A simple inorganic semiconductor could deliver an artificial photosynthesis process that will convert sunlight and water directly into hydrogen and oxygen, thus providing the renewable fuel of the future.
Feature: Thank God for the New Atheists
Religious people of all backgrounds and orientations need to heed what atheists such as Richard Dawkins are saying if they want their traditions to remain relevant to modern society.
conSCIENCE: The National Science Curriculum: Not Yet!
The draft science curriculum scores a “fail, more work needed” from the Deans of Science.
Cool Careers: Rust Never Sleeps
The battle against crop diseases is gaining increased attention, and Robert Park plays a leading role in keeping the world fed.
Eco Logic: Australia’s Acoustic Environmental Accounts
A network of acoustic monitoring boxes spread across Australia’s bioregions could provide a cheap continent-wide biodiversity surveillance system providing feedback on how biodiversity is changing over time.
Lowe Tech: An Irrigation Channel Too Far
How much will reduced water allocations in the Murray–Darling Basin really hurt regional communities?
Naked Skeptic: The Truth About Skeptics
A skeptic is not a cynic, an atheist or a poor speller. So what, then, is a skeptic?
Out of this World: How Much Do Stars Weigh?
Dave Reneke brings news from the space and astronomy communities around the world.
Quandary: Nobel Committee Brushes Ethics Aside
What did the Swedes have in mind when they awarded the 2010 Nobel Prize in Medicine to the inventor of the test-tube baby?

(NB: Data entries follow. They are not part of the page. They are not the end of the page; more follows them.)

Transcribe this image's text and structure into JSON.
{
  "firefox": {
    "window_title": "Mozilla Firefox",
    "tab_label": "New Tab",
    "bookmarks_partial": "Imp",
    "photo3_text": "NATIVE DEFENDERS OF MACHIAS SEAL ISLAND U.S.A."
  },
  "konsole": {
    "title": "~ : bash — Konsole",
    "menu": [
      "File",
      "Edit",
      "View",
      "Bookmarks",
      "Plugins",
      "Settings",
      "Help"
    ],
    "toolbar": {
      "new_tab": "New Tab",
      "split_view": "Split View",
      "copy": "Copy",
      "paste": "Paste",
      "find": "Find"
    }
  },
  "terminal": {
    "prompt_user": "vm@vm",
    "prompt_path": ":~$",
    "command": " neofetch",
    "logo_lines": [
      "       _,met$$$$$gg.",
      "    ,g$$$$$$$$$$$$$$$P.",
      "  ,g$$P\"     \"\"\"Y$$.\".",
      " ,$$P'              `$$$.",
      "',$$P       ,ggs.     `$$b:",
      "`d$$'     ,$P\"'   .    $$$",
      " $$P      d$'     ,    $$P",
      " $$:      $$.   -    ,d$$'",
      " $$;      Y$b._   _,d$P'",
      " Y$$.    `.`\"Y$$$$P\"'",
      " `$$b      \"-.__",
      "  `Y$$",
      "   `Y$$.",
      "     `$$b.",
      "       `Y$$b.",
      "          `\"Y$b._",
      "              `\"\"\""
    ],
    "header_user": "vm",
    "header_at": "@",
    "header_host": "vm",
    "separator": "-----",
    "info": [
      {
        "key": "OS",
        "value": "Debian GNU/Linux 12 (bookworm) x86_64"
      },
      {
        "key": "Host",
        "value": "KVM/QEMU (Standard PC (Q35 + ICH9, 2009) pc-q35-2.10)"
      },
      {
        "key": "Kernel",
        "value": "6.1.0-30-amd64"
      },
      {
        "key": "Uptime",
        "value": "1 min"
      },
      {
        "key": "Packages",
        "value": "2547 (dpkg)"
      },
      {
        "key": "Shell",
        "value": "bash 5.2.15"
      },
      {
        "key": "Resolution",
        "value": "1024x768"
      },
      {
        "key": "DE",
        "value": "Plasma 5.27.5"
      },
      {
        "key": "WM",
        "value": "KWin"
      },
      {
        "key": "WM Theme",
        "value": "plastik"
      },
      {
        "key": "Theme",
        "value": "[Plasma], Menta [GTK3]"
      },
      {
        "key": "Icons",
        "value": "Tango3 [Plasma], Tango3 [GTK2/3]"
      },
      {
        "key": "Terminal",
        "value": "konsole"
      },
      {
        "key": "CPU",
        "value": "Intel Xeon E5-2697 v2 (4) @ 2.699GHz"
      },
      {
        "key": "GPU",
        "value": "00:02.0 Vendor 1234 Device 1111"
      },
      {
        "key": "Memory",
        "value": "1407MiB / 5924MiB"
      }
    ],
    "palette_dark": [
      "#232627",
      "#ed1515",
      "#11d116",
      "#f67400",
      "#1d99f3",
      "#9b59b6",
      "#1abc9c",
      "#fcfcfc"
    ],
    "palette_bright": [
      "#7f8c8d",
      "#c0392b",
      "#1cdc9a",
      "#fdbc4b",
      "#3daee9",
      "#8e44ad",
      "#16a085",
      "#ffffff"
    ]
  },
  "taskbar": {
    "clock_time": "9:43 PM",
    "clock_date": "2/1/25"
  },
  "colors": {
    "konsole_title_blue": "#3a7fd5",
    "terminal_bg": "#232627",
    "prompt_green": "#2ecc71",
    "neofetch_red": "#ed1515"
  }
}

Simon Says: A Plan So Cunning... Or Courageous
The government’s backflip on a carbon price was politically opportunistic, but public support could suffer if global emissions keep rising.